Now, I’m not going where you may think with this.  I understand why Craigslist has the policy: They want to prevent internet scams, offensive posts and the like.  I also understand that as a small company, CL does not have the resources to look deeply into each case of flagging and see which are justified and which aren’t.  And lastly, I know that any site that provides a free service will attract individuals who abuse it–for themselves, or others.

What I do find interesting is not that a certain individual found two of my posts promoting http://www.nobodyhikesinla.com to be upsetting enough to flag, but the timing of said flagging: shortly after midnight on Saturday, January 1st, 2011.  Both of the posts had been originally placed on the 30th, so the flagger had to dig pretty deep to find them.

I’m not here to editorialize about what kind of person spends New Years’ Eve going through Craigslist and flagging posts (although the title of this post might be considered to be editorializing).  However, as near as I can calculate it, at the time the flagger was saving Craigslist from http://www.nobodyhikesinla.com, I was having really good sex with my girlfriend (leather boots were involved).  Somehow, that sort of thing makes flagging other peoples’ posts less exciting.

Then again, I should add that I’m a little bit envious of my flagger.  I wish that my biggest problem was what people posted on Craigslist.  I also should give him props – after all, he (or she) inspired me to write a 400-word-plus blog post about it.  And since you just read the post, you too, faithful readers, have been influenced by this nameless soul somewhere in cyberspace.

January 2, 2011

#1) Learning From Idiots, Part One

I was listening to “Coast to Coast”, a night-time AM radio program which frequently discusses subject matter such as alien abductions, government conspiracies, chemical trails in the sky and more.  The host read an email he had received from a listener who wanted the program to sponsor his building a time machine.  In exchange, he promised to give the show a shout-out when he arrived in the future.

I have to say, as funny as that letter may have been, it did get me thinking.  What if we could all go through life like that?  What if we all believed that everything was possible, and had no fear of rejection?  What if we just asked for what we wanted?

There’s more to this idea than just hippie, heads-in-the-clouds idealism.  In Tim Ferriss’s “The 4-Hour Work Week”, he puts forth the theory that goals that seem unachievable can actually be easier: you are more likely to work harder for something that truly excites you, and you will probably have less competition, because many people are prone to settling.

So does this mean that I will sponsor the time-machine builder?  Probably not.

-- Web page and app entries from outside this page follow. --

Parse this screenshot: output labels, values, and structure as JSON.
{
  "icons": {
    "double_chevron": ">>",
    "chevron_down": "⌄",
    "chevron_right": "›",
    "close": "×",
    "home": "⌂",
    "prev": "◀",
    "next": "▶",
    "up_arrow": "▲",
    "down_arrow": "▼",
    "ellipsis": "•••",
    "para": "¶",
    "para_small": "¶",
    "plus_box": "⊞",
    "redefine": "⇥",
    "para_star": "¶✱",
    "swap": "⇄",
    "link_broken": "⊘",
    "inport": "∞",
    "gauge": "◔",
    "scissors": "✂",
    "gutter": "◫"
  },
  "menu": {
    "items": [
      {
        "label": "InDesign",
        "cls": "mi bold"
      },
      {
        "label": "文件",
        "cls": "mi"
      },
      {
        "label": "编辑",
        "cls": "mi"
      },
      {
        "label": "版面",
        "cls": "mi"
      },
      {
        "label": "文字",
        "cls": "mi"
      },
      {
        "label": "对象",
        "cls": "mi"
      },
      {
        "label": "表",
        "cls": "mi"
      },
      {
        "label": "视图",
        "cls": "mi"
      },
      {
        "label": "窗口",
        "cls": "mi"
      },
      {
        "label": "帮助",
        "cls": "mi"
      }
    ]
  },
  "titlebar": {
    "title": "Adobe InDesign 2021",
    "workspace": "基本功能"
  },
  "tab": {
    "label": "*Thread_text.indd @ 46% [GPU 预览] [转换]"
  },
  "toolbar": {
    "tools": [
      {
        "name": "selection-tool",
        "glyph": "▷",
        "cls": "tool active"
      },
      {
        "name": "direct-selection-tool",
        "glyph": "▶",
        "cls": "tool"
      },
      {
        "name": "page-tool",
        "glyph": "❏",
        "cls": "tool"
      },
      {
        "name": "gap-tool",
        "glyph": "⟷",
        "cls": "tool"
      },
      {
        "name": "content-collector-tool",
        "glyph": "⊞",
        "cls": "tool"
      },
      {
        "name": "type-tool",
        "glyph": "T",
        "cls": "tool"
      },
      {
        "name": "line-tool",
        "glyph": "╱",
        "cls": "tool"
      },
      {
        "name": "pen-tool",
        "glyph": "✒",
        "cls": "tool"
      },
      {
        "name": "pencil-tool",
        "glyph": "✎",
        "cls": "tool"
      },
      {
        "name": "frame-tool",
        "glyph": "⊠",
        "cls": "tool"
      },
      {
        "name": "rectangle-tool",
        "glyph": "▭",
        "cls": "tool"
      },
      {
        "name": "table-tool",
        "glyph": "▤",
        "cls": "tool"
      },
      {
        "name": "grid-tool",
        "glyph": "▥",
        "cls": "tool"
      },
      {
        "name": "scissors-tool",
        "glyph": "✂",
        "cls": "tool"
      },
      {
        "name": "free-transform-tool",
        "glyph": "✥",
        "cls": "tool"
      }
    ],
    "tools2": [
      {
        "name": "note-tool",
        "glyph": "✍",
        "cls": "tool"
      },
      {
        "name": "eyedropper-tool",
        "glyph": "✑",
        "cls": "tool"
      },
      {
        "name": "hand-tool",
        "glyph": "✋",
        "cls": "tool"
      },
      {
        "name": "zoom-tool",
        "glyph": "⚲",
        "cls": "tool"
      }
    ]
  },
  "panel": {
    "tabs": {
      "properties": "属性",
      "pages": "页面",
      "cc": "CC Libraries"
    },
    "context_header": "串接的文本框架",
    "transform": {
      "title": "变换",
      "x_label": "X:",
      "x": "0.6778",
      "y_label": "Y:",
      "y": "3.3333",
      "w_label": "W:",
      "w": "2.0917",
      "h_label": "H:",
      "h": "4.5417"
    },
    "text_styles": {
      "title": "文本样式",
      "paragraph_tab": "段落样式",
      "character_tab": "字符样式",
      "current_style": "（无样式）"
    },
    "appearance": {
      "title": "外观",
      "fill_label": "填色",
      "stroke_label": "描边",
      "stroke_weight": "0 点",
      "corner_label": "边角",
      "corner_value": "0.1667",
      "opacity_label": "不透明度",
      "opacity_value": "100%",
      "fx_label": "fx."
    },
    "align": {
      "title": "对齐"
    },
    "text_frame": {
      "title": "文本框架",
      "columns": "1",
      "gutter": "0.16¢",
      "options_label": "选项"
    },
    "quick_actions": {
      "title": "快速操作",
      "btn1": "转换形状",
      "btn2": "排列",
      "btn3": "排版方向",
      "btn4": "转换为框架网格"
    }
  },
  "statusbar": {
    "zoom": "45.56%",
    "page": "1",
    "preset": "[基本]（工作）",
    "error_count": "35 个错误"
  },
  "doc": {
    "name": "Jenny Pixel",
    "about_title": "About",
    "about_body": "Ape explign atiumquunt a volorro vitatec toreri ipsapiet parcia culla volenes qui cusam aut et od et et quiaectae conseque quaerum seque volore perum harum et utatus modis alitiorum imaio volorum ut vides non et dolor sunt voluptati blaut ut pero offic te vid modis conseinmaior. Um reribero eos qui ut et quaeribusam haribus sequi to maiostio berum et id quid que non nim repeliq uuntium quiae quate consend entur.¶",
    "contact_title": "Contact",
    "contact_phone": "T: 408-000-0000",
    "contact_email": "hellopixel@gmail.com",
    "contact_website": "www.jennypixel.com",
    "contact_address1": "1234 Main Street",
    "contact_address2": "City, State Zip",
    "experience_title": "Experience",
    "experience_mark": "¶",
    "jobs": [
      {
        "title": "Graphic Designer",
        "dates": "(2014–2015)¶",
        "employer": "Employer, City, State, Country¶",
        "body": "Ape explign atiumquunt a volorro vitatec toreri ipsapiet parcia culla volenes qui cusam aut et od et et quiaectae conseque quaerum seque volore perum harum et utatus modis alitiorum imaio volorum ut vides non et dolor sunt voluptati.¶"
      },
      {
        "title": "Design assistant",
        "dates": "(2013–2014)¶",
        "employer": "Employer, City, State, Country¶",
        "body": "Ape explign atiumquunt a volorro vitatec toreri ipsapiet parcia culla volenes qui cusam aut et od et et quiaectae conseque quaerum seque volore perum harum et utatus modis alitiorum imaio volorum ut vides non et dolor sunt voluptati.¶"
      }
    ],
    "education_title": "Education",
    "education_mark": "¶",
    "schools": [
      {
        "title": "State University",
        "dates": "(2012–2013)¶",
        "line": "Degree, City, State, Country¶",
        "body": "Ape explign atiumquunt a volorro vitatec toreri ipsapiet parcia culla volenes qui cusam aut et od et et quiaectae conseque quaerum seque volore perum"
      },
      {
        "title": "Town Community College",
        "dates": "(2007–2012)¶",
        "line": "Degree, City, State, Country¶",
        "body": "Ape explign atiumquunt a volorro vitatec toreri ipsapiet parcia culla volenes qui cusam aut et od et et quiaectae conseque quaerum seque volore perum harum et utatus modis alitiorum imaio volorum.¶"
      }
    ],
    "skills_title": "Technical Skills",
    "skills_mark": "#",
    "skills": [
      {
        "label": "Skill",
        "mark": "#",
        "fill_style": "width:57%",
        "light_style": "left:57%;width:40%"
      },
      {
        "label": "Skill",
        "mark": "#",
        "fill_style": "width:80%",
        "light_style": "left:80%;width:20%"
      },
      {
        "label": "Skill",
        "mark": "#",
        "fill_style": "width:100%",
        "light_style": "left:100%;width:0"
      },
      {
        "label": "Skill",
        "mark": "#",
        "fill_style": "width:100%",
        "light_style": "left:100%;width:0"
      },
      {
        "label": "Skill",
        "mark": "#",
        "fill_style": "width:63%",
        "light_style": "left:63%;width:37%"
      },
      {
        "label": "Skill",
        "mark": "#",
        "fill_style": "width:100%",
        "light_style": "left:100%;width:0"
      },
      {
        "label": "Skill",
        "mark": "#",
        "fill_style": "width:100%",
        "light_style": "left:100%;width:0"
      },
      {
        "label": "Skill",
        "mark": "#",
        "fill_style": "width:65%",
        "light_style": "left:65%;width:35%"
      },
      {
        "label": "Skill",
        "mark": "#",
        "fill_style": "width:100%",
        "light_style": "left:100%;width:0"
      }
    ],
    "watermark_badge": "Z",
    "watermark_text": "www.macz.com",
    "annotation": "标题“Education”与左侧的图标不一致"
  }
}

But I do wish him the best of luck on his endeavor, and I tip my cap to him for refusing to let the world stop him from asking for what he wants.